Automated lesion detection, registration of prior imaging exams, sizing, and cataloging
The tool to look for is one that automatically detects lesions, registers them with prior images, and finally sizes and catalogs the findings in one step, Rubin said. Simple cataloging software does exist, but there is no comprehensive tool that puts it all together with priors and measurements based on the Response Evaluation Criteria in Solid Tumors (RECIST).
"I'd like a normality mask -- a tool that basically recognizes normality in the volume, says it's normal, and masks it out -- so that as a radiologist I'm only looking at what is abnormal, and I can turn off the mask if I so desire," Rubin said.
Comprehensive organ segmentation
By the time the radiologist reads a CT scan, the computer should have already segmented every organ and every structure so that lesions are automatically registered to those organs of interest, he said.
Rubin would like to have computer-aided detection (CAD) of a full spectrum of findings that are presented in a list format or in a parametric map. It should basically say that the computer has analyzed the CT scan and present a list of abnormal areas that are referenced to specific structures, asking the radiologist to confirm and apply his or her interpretation.

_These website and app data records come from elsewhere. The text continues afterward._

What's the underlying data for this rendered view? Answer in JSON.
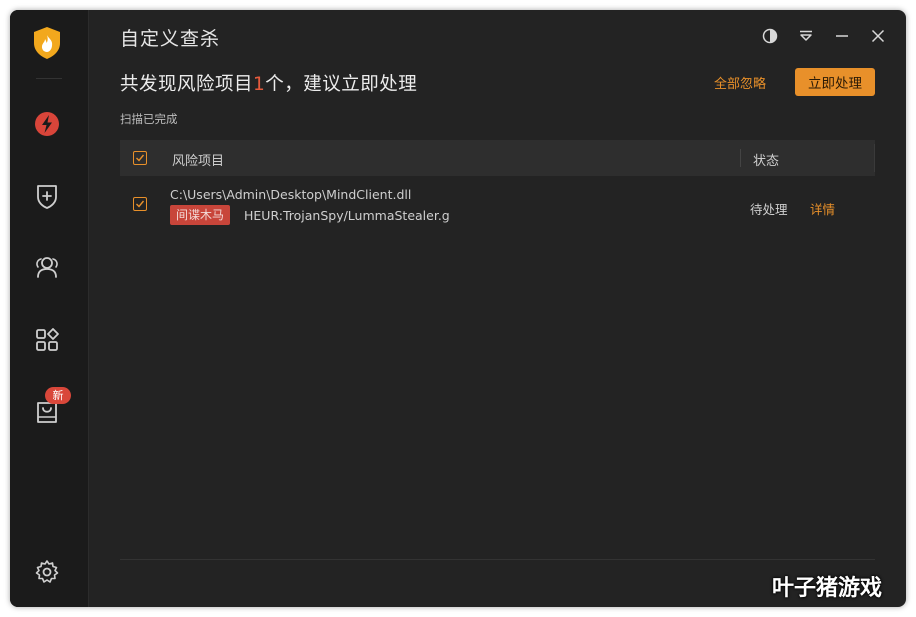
{
  "window": {
    "title": "自定义查杀",
    "controls": [
      "theme-icon",
      "menu-icon",
      "minimize-icon",
      "close-icon"
    ]
  },
  "sidebar": {
    "items": [
      {
        "name": "quick-scan",
        "icon": "lightning-icon",
        "active": true
      },
      {
        "name": "protection",
        "icon": "shield-plus-icon"
      },
      {
        "name": "users",
        "icon": "users-icon"
      },
      {
        "name": "apps",
        "icon": "apps-grid-icon"
      },
      {
        "name": "toolbox",
        "icon": "bag-icon",
        "badge": "新"
      }
    ],
    "settings_icon": "gear-icon"
  },
  "summary": {
    "prefix": "共发现风险项目",
    "count": "1",
    "suffix": "个，建议立即处理",
    "scan_status": "扫描已完成",
    "ignore_all_label": "全部忽略",
    "handle_now_label": "立即处理"
  },
  "table": {
    "headers": {
      "item": "风险项目",
      "status": "状态"
    },
    "rows": [
      {
        "path": "C:\\Users\\Admin\\Desktop\\MindClient.dll",
        "tag": "间谍木马",
        "virus_name": "HEUR:TrojanSpy/LummaStealer.g",
        "status": "待处理",
        "action": "详情",
        "checked": true
      }
    ]
  },
  "watermark": "叶子猪游戏",
  "colors": {
    "accent": "#e8902a",
    "danger": "#c8453a",
    "background": "#232323",
    "sidebar": "#1b1b1b"
  }
}
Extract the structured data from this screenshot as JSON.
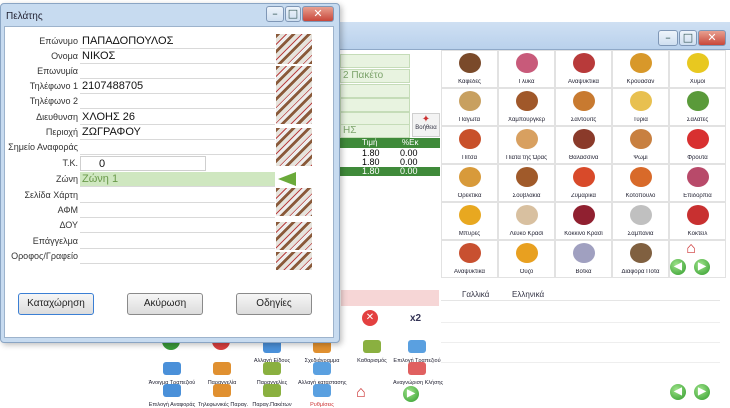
{
  "dialog": {
    "title": "Πελάτης",
    "fields": [
      {
        "label": "Επώνυμο",
        "value": "ΠΑΠΑΔΟΠΟΥΛΟΣ"
      },
      {
        "label": "Ονομα",
        "value": "ΝΙΚΟΣ"
      },
      {
        "label": "Επωνυμία",
        "value": ""
      },
      {
        "label": "Τηλέφωνο 1",
        "value": "2107488705"
      },
      {
        "label": "Τηλέφωνο 2",
        "value": ""
      },
      {
        "label": "Διευθυνση",
        "value": "ΧΛΟΗΣ 26"
      },
      {
        "label": "Περιοχή",
        "value": "ΖΩΓΡΑΦΟΥ"
      },
      {
        "label": "Σημείο Αναφοράς",
        "value": ""
      },
      {
        "label": "Τ.Κ.",
        "value": "0"
      },
      {
        "label": "Ζώνη",
        "value": "Ζώνη 1"
      },
      {
        "label": "Σελίδα Χάρτη",
        "value": ""
      },
      {
        "label": "ΑΦΜ",
        "value": ""
      },
      {
        "label": "ΔΟΥ",
        "value": ""
      },
      {
        "label": "Επάγγελμα",
        "value": ""
      },
      {
        "label": "Οροφος/Γραφείο",
        "value": ""
      }
    ],
    "buttons": {
      "save": "Καταχώρηση",
      "cancel": "Ακύρωση",
      "directions": "Οδηγίες"
    }
  },
  "window_controls": {
    "minimize": "–",
    "maximize": "□",
    "close": "✕"
  },
  "background": {
    "packet_label": "2 Πακέτο",
    "field_hs": "ΗΣ",
    "help_label": "Βοήθεια",
    "table_headers": [
      "Τιμή",
      "%Εκ"
    ],
    "table_rows": [
      [
        "1.80",
        "0.00"
      ],
      [
        "1.80",
        "0.00"
      ],
      [
        "1.80",
        "0.00"
      ]
    ],
    "x2_label": "x2"
  },
  "categories": [
    [
      "Καφέδες",
      "Γλυκά",
      "Αναψυκτικά",
      "Κρουασάν",
      "Χυμοί"
    ],
    [
      "Παγωτά",
      "Χάμπουργκερ",
      "Σάντουιτς",
      "Τυριά",
      "Σαλάτες"
    ],
    [
      "Πίτσα",
      "Πιάτα της Ώρας",
      "Θαλασσινά",
      "Ψωμί",
      "Φρούτα"
    ],
    [
      "Ορεκτικά",
      "Σουβλάκια",
      "Ζυμαρικά",
      "Κοτόπουλο",
      "Επιδόρπια"
    ],
    [
      "Μπύρες",
      "Λευκό Κρασί",
      "Κόκκινο Κρασί",
      "Σαμπάνια",
      "Κοκτέιλ"
    ],
    [
      "Αναψυκτικά",
      "Ούζο",
      "Βότκα",
      "Διάφορα Ποτά",
      ""
    ]
  ],
  "languages": [
    "Γαλλικά",
    "Ελληνικά"
  ],
  "toolbar": {
    "row1": [
      "Αλλαγή Είδους",
      "Σχεδιάγραμμα",
      "Καθαρισμός",
      "Επιλογή Τραπεζιού"
    ],
    "row2": [
      "Άνοιγμα Τραπεζιού",
      "Παραγγελία",
      "Παραγγελίες",
      "Αλλαγή καταστασης",
      "Αναγνώριση Κλήσης"
    ],
    "row3": [
      "Επιλογή Αναφοράς",
      "Τηλεφωνικές Παραγ.",
      "Παραγ.Πακέτων",
      "Ρυθμίσεις"
    ]
  },
  "nav": {
    "prev": "◀",
    "next": "▶"
  }
}
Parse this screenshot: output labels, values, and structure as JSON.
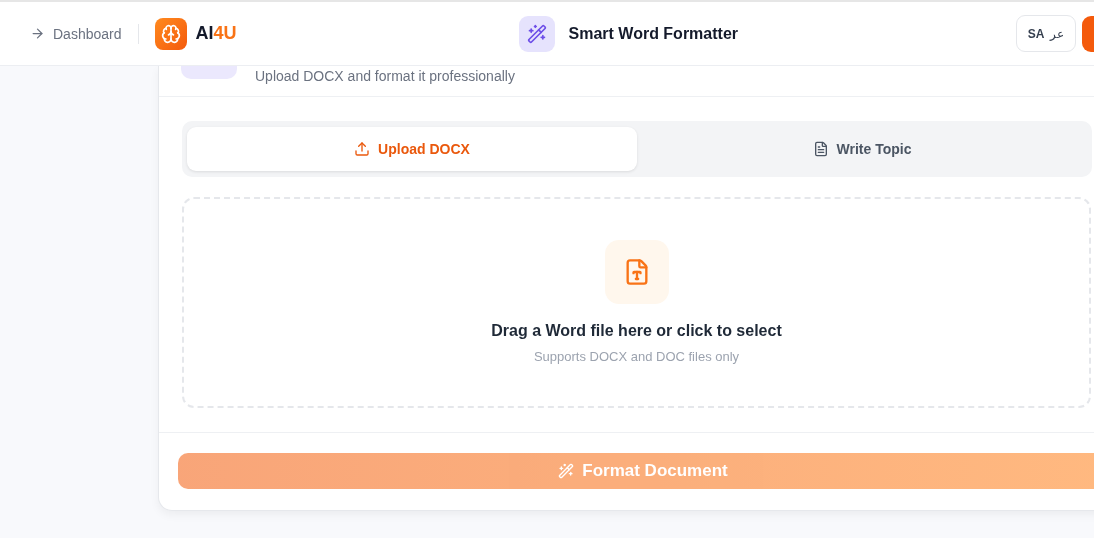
{
  "header": {
    "back_link": "Dashboard",
    "logo": {
      "text_main": "AI",
      "text_accent": "4U"
    },
    "title": "Smart Word Formatter",
    "language_button": {
      "code": "SA",
      "label": "عر"
    }
  },
  "card": {
    "subtitle": "Upload DOCX and format it professionally",
    "tabs": [
      {
        "label": "Upload DOCX",
        "selected": true
      },
      {
        "label": "Write Topic",
        "selected": false
      }
    ],
    "dropzone": {
      "title": "Drag a Word file here or click to select",
      "hint": "Supports DOCX and DOC files only"
    },
    "submit_button": {
      "label": "Format Document",
      "disabled": true
    }
  }
}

"From my perspective, innovation in CT processing is coming a bit too slowly," Rubin said, as none of the functions on the wish list are available, even though they could be. Some 76 million CT scans were performed in 2013, in a population that's rapidly aging, driving the delivery of even more CT scans going forward.
"We have super scanners that you are seeing presented at this meeting that are generating ever more images per dataset, and we're only human," Rubin said. The radiologists responsible for reading them have only so much attention to apply during the day; at the same time, they are expected to work through more and more datasets.
"We basically need processing robots to help us maximize what we can do with these datasets," Rubin said. "Where is computer vision in the industry to take us to where we need to go, so that we can really use these tools to be more efficient?" Efficiency can and should increase by a factor of 10, he said.